The data ->
══════════════════════════════
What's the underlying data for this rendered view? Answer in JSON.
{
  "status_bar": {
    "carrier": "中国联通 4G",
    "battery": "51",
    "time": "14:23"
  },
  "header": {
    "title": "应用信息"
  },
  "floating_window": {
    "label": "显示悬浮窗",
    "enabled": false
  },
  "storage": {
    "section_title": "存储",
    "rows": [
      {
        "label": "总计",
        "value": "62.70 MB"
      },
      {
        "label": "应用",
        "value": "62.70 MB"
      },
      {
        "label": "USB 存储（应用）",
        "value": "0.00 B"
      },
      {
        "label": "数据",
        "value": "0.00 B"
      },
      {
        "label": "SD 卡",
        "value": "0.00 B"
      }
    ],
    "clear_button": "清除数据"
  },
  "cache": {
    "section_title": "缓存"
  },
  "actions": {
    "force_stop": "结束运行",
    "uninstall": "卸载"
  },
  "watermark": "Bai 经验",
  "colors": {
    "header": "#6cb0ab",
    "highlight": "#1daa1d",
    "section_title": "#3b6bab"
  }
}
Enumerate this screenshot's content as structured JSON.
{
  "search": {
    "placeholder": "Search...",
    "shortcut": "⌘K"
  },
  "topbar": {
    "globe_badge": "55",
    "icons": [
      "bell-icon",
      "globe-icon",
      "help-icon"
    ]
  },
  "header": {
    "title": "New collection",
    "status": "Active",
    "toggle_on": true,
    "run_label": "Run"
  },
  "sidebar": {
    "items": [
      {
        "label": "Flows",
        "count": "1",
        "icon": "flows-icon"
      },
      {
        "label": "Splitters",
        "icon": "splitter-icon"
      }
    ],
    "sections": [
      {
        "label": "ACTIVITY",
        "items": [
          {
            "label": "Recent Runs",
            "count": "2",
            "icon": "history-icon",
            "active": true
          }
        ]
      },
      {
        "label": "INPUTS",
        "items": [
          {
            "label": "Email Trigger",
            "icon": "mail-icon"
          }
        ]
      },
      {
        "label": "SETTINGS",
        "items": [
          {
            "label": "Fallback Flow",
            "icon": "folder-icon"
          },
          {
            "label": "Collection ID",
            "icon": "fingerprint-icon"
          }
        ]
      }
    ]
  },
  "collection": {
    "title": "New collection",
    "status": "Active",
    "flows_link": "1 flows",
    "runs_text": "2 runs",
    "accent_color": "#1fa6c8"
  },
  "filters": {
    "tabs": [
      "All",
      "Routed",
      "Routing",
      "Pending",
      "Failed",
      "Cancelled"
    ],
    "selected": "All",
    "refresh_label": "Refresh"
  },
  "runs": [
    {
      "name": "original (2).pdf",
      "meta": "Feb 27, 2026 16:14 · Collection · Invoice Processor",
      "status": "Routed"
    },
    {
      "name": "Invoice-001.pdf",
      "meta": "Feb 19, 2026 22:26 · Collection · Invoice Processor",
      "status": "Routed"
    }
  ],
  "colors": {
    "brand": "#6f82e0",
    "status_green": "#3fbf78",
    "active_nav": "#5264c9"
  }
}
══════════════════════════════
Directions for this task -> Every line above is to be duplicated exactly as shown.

Solution for this exercise ->
What's the underlying data for this rendered view? Answer in JSON.
{
  "status_bar": {
    "carrier": "中国联通 4G",
    "battery": "51",
    "time": "14:23"
  },
  "header": {
    "title": "应用信息"
  },
  "floating_window": {
    "label": "显示悬浮窗",
    "enabled": false
  },
  "storage": {
    "section_title": "存储",
    "rows": [
      {
        "label": "总计",
        "value": "62.70 MB"
      },
      {
        "label": "应用",
        "value": "62.70 MB"
      },
      {
        "label": "USB 存储（应用）",
        "value": "0.00 B"
      },
      {
        "label": "数据",
        "value": "0.00 B"
      },
      {
        "label": "SD 卡",
        "value": "0.00 B"
      }
    ],
    "clear_button": "清除数据"
  },
  "cache": {
    "section_title": "缓存"
  },
  "actions": {
    "force_stop": "结束运行",
    "uninstall": "卸载"
  },
  "watermark": "Bai 经验",
  "colors": {
    "header": "#6cb0ab",
    "highlight": "#1daa1d",
    "section_title": "#3b6bab"
  }
}
Enumerate this screenshot's content as structured JSON.
{
  "search": {
    "placeholder": "Search...",
    "shortcut": "⌘K"
  },
  "topbar": {
    "globe_badge": "55",
    "icons": [
      "bell-icon",
      "globe-icon",
      "help-icon"
    ]
  },
  "header": {
    "title": "New collection",
    "status": "Active",
    "toggle_on": true,
    "run_label": "Run"
  },
  "sidebar": {
    "items": [
      {
        "label": "Flows",
        "count": "1",
        "icon": "flows-icon"
      },
      {
        "label": "Splitters",
        "icon": "splitter-icon"
      }
    ],
    "sections": [
      {
        "label": "ACTIVITY",
        "items": [
          {
            "label": "Recent Runs",
            "count": "2",
            "icon": "history-icon",
            "active": true
          }
        ]
      },
      {
        "label": "INPUTS",
        "items": [
          {
            "label": "Email Trigger",
            "icon": "mail-icon"
          }
        ]
      },
      {
        "label": "SETTINGS",
        "items": [
          {
            "label": "Fallback Flow",
            "icon": "folder-icon"
          },
          {
            "label": "Collection ID",
            "icon": "fingerprint-icon"
          }
        ]
      }
    ]
  },
  "collection": {
    "title": "New collection",
    "status": "Active",
    "flows_link": "1 flows",
    "runs_text": "2 runs",
    "accent_color": "#1fa6c8"
  },
  "filters": {
    "tabs": [
      "All",
      "Routed",
      "Routing",
      "Pending",
      "Failed",
      "Cancelled"
    ],
    "selected": "All",
    "refresh_label": "Refresh"
  },
  "runs": [
    {
      "name": "original (2).pdf",
      "meta": "Feb 27, 2026 16:14 · Collection · Invoice Processor",
      "status": "Routed"
    },
    {
      "name": "Invoice-001.pdf",
      "meta": "Feb 19, 2026 22:26 · Collection · Invoice Processor",
      "status": "Routed"
    }
  ],
  "colors": {
    "brand": "#6f82e0",
    "status_green": "#3fbf78",
    "active_nav": "#5264c9"
  }
}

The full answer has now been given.